(Data extracted from a collection)

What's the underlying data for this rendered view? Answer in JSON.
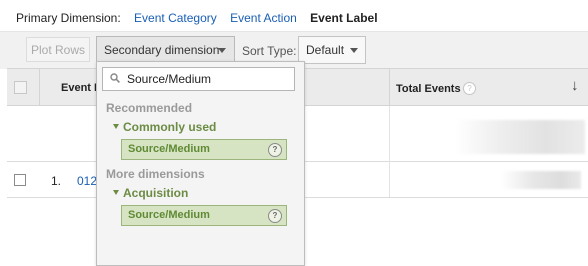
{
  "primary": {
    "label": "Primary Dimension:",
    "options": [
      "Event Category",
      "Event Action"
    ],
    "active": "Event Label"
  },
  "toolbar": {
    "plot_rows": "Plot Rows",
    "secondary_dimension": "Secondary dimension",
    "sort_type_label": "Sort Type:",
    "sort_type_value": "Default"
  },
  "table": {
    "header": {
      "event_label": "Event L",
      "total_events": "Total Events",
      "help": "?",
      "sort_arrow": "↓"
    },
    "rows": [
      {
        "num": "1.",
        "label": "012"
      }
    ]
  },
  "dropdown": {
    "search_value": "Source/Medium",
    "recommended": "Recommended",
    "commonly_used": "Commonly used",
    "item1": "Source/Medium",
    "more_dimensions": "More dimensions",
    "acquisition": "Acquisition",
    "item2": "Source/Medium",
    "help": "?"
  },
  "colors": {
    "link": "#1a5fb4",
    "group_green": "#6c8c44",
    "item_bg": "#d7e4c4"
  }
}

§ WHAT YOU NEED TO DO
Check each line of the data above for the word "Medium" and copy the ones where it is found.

§ RESULT OF THIS TASK
    "search_value": "Source/Medium",
    "item1": "Source/Medium",
    "item2": "Source/Medium",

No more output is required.